Cytokines such as tumour necrosis factor alpha (TNF-alpha) and interleukin 6 (IL-6) are thought to be important in the pathogenesis of post-transplant cytomegalovirus (CMV) disease. CMV infection increases the production of TNF-alpha and IL-6. Conversely, TNF-alpha switches on the replication of CMV. To study the association of these two cytokines with CMV activity and disease, TNF-alpha and IL-6 levels were assayed in plasma samples taken serially from three groups of renal transplant recipients. Group A (n = 12) had CMV disease and syndrome; Group B (n = 11) had detectable CMV DNA in plasma or peripheral blood leucocytes without disease, i.e., presumed asymptomatic CMV infection, and Group C (n = 11) had no detectable CMV DNA nor disease.
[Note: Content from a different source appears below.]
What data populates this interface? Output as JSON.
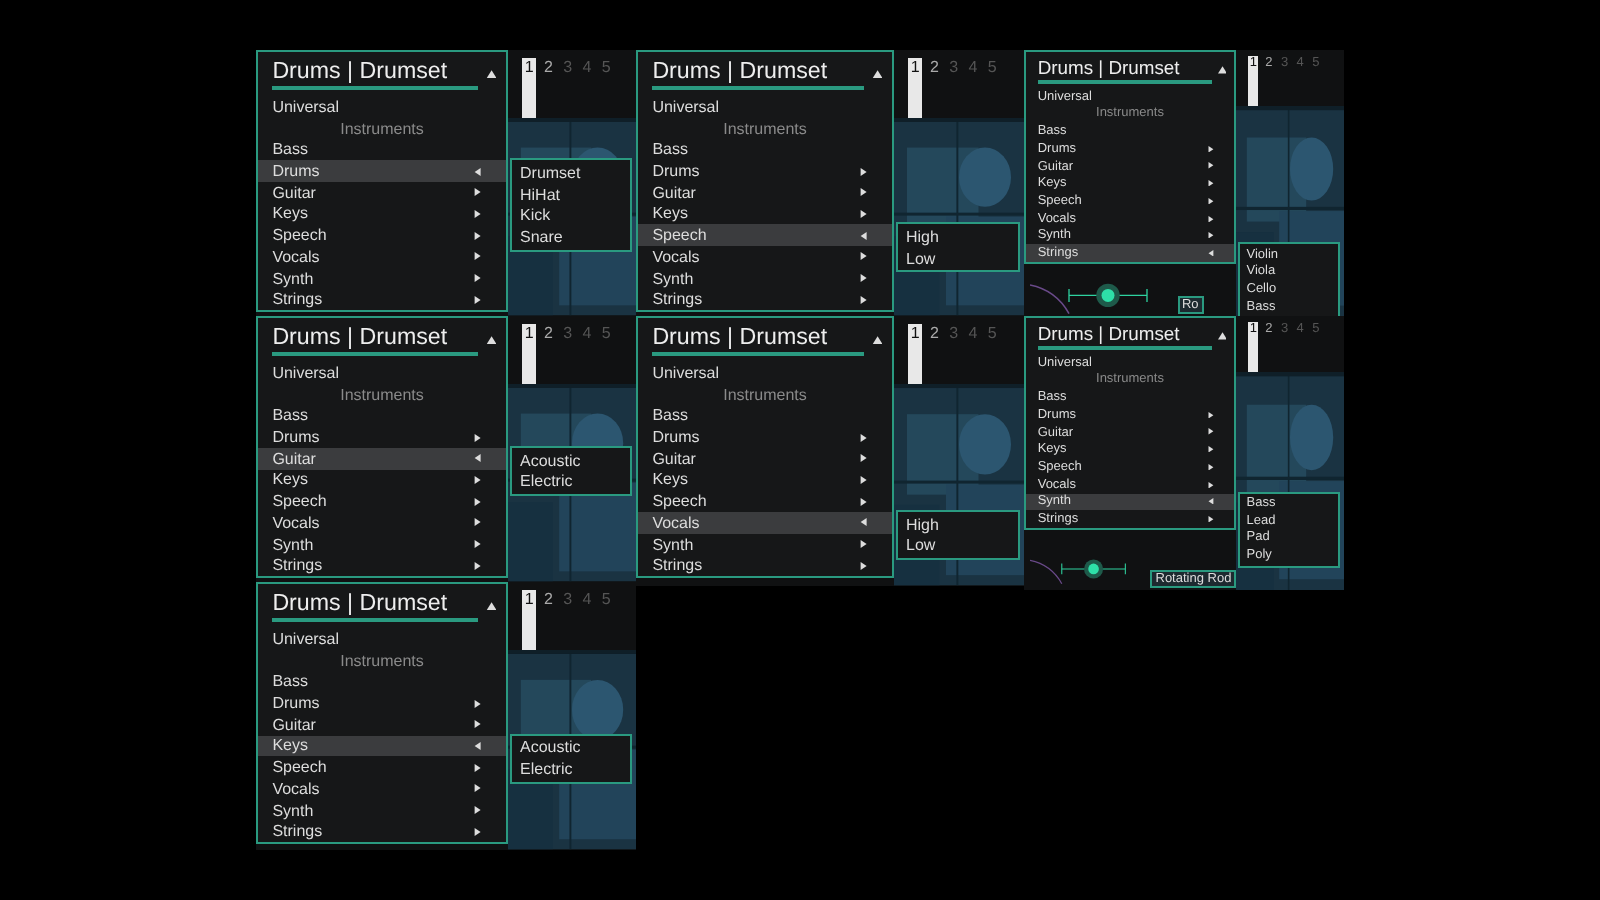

The median peak TNF-alpha levels in patients with CMV disease (Group A) were significantly higher than that in Group B or Group C (P < 0.02) whereas the median peak IL-6 levels in group C patients were significantly lower than that in group A (P < 0.04) or group B (P < 0.03). A TNF-alpha level of above 100 pg/ml was significantly associated with CMV disease and high plasma CMV load (> 10,000 copies/ml). IL-6 levels above 15 pg/ml were significantly associated with CMV DNA detection, but not with CMV disease or elevated CMV load. High levels of TNF-alpha or IL-6 were not associated with CMV donor/recipient serostatus, HHV-6 or HHV-7 DNA detection, immunosuppressive regimen or rejection episodes. The role of TNF-alpha in the pathogenesis of CMV disease deserves further investigation.
Copyright 2001 Wiley-Liss, Inc.